Information supplied.
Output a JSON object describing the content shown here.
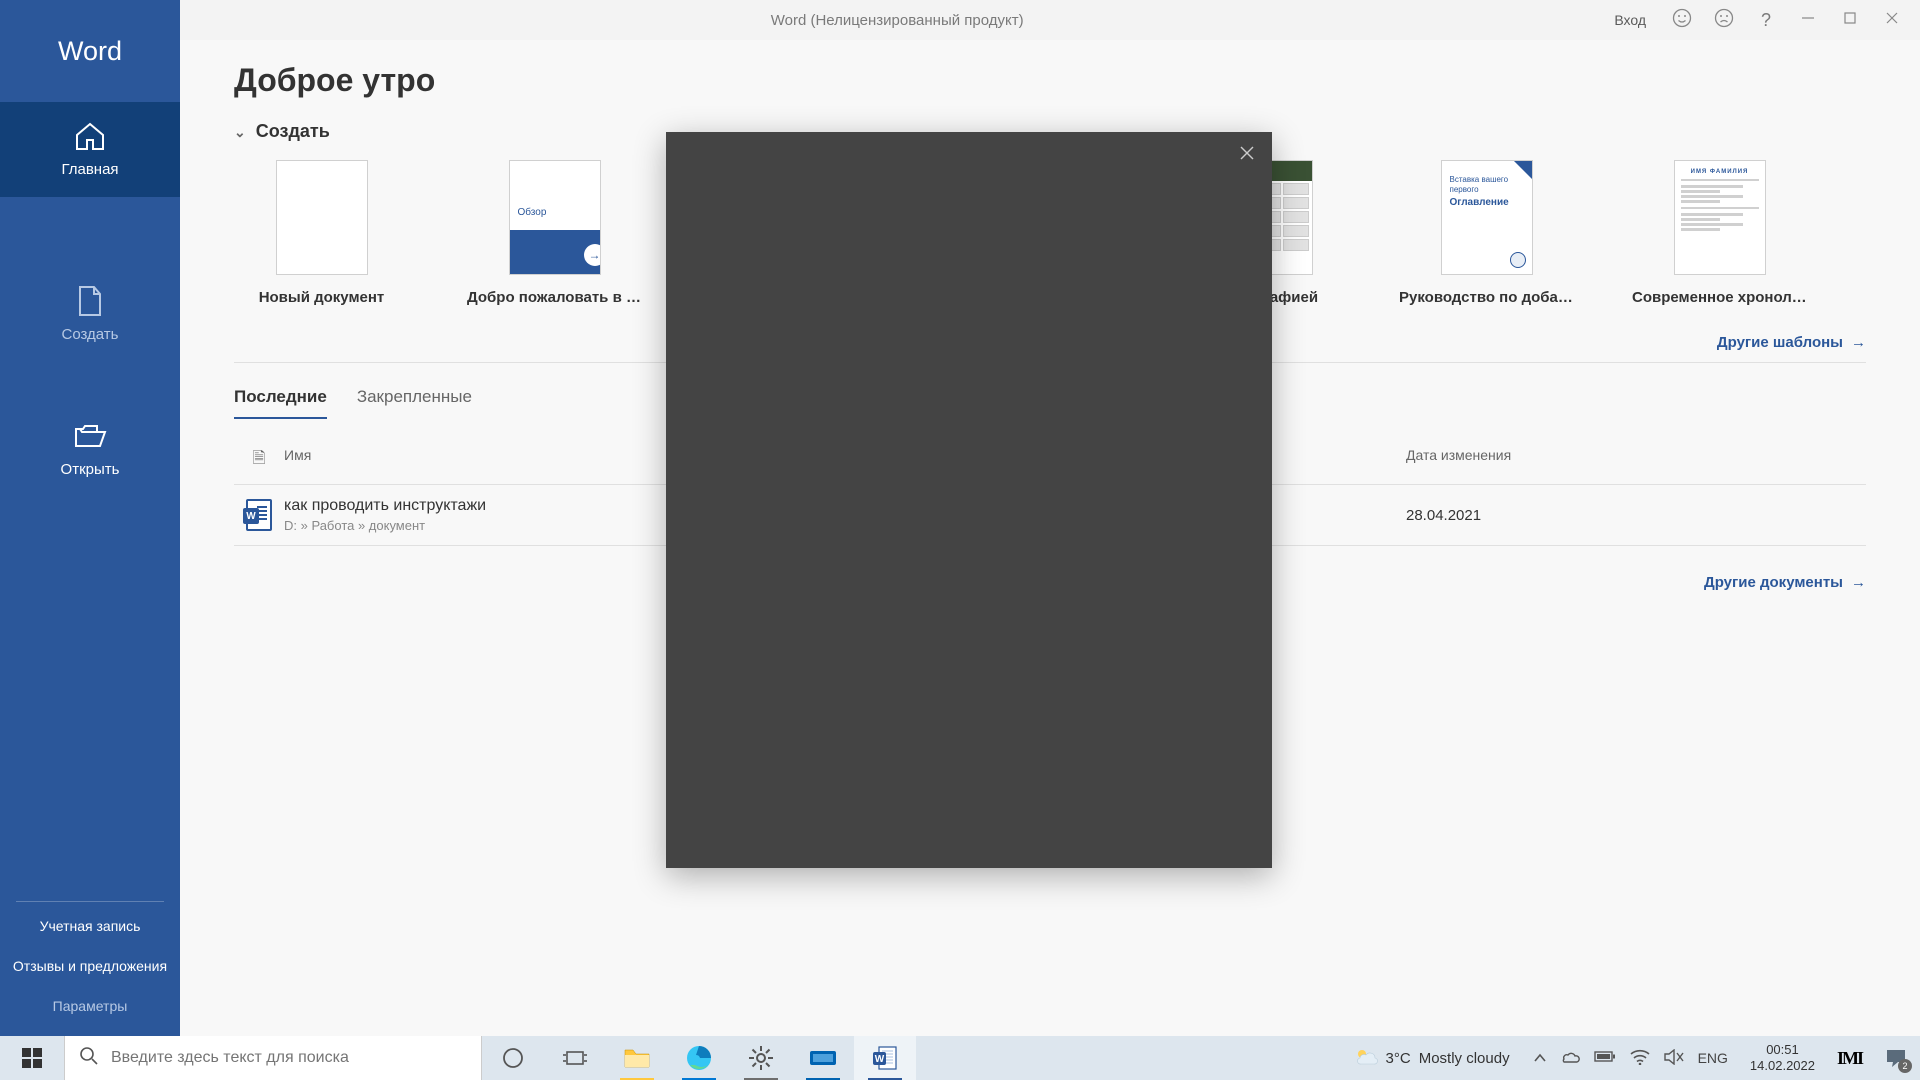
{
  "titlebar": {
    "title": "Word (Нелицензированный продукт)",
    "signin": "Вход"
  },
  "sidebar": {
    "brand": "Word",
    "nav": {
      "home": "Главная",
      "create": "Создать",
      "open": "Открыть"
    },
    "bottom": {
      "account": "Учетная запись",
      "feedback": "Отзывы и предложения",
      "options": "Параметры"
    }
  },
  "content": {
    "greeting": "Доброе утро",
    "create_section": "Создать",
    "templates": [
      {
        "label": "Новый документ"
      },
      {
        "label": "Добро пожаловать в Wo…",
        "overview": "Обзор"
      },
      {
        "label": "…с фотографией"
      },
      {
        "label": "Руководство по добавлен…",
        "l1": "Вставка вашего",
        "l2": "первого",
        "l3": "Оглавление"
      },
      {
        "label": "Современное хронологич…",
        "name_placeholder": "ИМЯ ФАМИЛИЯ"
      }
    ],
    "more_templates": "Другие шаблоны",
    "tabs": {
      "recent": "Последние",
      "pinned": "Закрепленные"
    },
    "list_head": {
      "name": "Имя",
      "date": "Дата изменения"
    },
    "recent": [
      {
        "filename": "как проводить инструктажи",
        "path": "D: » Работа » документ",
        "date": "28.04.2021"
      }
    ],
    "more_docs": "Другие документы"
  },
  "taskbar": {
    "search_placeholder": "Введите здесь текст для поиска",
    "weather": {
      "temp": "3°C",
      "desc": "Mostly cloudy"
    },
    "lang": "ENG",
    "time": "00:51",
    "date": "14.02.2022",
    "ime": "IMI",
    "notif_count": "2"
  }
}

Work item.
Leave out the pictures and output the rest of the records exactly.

Output below.
Output a JSON object describing the content shown here.
{
  "titlebar": {
    "title": "Word (Нелицензированный продукт)",
    "signin": "Вход"
  },
  "sidebar": {
    "brand": "Word",
    "nav": {
      "home": "Главная",
      "create": "Создать",
      "open": "Открыть"
    },
    "bottom": {
      "account": "Учетная запись",
      "feedback": "Отзывы и предложения",
      "options": "Параметры"
    }
  },
  "content": {
    "greeting": "Доброе утро",
    "create_section": "Создать",
    "templates": [
      {
        "label": "Новый документ"
      },
      {
        "label": "Добро пожаловать в Wo…",
        "overview": "Обзор"
      },
      {
        "label": "…с фотографией"
      },
      {
        "label": "Руководство по добавлен…",
        "l1": "Вставка вашего",
        "l2": "первого",
        "l3": "Оглавление"
      },
      {
        "label": "Современное хронологич…",
        "name_placeholder": "ИМЯ ФАМИЛИЯ"
      }
    ],
    "more_templates": "Другие шаблоны",
    "tabs": {
      "recent": "Последние",
      "pinned": "Закрепленные"
    },
    "list_head": {
      "name": "Имя",
      "date": "Дата изменения"
    },
    "recent": [
      {
        "filename": "как проводить инструктажи",
        "path": "D: » Работа » документ",
        "date": "28.04.2021"
      }
    ],
    "more_docs": "Другие документы"
  },
  "taskbar": {
    "search_placeholder": "Введите здесь текст для поиска",
    "weather": {
      "temp": "3°C",
      "desc": "Mostly cloudy"
    },
    "lang": "ENG",
    "time": "00:51",
    "date": "14.02.2022",
    "ime": "IMI",
    "notif_count": "2"
  }
}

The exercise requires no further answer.